Welcome To Still
A still is a permanent apparatus used to distill miscible or immiscible (eg. steam distillation) liquid mixtures by heating to selectively boil and then cooling to condense the vapor. Stills have been used to produce perfume and medicine, Water for Injection (WFI) for pharmaceutical use, generally to separate and purify different chemicals, and most famously, to produce distilled beverages containing ethyl alcohol.
Since ethyl alcohol boil at a lower temperature than water, a common application of the process of distillation is to produce a strong alcoholic drinks. Usually a still used for this purpose is made of copper, since it removes sulfur-based compounds from the alcohol that would make it unpleasant to drink. Modern stills are made of stainless steel with copper innards (piping, for example, will be lined with copper along with copper plate inlays along still walls).
Reflux is a technique involving the condensation of vapors and the return of this condensate to the system from which it originated. It is used in industrial and laboratory distillations. It is also used in chemistry to supply energy to reactions over a long period of time.
A column still, also called a continuous still, patent still or Coffey still, is a variety of still consisting of two columns invented in 1826 by Robert Stein, a Clackmannanshire distiller and first used at the Cameron Bridge Grain Distillery. The design was enhanced and patented in 1831 by an Irishman, Aeneas Coffey. The first column (called the analyser) has steam rising and wash descending through several levels.
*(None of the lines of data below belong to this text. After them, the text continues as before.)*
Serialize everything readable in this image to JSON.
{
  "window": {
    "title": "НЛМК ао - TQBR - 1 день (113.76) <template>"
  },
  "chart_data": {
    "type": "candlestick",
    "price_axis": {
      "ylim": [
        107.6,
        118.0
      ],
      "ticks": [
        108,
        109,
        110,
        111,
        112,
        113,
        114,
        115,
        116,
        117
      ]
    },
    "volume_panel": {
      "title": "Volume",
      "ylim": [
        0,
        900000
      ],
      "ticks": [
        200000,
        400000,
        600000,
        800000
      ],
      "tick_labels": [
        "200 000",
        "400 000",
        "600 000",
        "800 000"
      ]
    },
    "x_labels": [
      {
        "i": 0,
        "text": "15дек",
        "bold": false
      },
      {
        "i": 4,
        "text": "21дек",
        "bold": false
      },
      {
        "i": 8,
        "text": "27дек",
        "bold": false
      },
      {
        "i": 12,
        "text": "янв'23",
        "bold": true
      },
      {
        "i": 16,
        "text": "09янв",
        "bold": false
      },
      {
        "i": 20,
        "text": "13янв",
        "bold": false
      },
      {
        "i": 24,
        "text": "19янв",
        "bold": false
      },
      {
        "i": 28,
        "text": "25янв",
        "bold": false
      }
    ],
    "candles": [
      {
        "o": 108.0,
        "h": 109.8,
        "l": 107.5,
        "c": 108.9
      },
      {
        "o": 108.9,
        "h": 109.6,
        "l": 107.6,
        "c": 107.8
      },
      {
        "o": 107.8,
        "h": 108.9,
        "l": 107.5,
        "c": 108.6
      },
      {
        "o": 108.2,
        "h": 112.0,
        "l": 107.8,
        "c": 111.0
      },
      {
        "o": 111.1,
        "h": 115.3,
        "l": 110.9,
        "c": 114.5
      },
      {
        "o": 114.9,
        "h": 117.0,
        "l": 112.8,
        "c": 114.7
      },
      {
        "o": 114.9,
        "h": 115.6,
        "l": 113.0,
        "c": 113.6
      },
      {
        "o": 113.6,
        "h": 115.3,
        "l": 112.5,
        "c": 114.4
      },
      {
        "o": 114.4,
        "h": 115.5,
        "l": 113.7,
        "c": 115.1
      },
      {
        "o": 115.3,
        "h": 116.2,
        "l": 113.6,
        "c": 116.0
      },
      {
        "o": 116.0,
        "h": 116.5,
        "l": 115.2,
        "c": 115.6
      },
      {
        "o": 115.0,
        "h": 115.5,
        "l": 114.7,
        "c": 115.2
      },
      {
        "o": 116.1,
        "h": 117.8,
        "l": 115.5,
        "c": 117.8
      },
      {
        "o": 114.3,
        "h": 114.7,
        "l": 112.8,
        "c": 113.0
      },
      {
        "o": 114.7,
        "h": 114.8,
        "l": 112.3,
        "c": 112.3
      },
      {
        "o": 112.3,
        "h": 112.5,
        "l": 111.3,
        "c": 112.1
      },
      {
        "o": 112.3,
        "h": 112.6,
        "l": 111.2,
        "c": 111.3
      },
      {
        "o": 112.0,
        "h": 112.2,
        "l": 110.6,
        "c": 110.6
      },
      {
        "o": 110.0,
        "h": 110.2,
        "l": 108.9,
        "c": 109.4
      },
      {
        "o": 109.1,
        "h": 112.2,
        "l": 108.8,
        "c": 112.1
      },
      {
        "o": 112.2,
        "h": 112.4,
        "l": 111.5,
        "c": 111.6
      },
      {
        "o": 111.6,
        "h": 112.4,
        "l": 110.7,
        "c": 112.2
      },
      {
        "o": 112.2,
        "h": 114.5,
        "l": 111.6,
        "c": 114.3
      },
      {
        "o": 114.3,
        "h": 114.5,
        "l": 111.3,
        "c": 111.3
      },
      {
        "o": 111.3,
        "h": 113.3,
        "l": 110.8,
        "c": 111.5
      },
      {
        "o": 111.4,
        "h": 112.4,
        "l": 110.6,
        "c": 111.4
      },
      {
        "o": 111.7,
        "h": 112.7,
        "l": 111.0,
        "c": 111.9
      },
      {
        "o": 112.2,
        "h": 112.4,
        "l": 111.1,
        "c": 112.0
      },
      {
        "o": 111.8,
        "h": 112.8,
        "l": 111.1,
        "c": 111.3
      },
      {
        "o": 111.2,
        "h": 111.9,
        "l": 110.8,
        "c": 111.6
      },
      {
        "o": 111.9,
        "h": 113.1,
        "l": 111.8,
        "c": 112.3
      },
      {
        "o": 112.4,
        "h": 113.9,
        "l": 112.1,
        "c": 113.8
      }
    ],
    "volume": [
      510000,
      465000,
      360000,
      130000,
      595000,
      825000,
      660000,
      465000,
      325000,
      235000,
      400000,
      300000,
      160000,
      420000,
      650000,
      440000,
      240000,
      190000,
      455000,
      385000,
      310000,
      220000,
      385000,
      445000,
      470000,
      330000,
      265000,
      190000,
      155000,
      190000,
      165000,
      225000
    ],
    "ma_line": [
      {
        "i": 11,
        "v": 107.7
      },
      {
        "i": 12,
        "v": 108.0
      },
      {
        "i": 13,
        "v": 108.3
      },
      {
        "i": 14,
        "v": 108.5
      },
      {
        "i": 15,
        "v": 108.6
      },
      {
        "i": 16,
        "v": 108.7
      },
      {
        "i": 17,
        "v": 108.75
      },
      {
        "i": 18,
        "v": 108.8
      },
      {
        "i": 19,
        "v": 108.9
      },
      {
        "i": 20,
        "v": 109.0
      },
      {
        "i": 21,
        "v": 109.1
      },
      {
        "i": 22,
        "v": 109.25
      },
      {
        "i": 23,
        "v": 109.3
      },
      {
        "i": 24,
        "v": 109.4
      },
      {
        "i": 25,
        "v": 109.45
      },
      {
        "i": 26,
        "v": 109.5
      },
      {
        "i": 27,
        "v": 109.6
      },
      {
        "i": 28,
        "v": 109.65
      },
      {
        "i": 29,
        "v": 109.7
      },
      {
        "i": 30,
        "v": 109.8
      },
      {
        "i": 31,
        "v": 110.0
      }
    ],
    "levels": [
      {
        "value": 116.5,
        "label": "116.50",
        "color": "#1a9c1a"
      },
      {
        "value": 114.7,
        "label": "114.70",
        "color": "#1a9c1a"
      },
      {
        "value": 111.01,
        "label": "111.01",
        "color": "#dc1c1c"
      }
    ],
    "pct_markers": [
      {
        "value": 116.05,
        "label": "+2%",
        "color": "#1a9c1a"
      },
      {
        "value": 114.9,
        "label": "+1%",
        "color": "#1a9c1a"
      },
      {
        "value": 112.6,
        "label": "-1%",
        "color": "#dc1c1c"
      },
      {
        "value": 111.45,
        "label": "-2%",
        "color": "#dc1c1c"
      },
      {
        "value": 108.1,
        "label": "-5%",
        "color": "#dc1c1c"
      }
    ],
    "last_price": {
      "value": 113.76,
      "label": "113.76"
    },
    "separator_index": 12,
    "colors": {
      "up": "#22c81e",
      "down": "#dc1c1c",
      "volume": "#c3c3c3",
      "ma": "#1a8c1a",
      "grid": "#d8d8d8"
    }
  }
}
The second column (called the rectifier) carries the alcohol from the wash where it circulates until it can condense at the required strength.
A pot still is a type of still used in distilling spirits such as whisky or brandy. Heat is applied directly to the pot containing the wash (e.g. for whisky) or wine (for brandy). This is called a batch distillation (as opposed to a continuous distillation).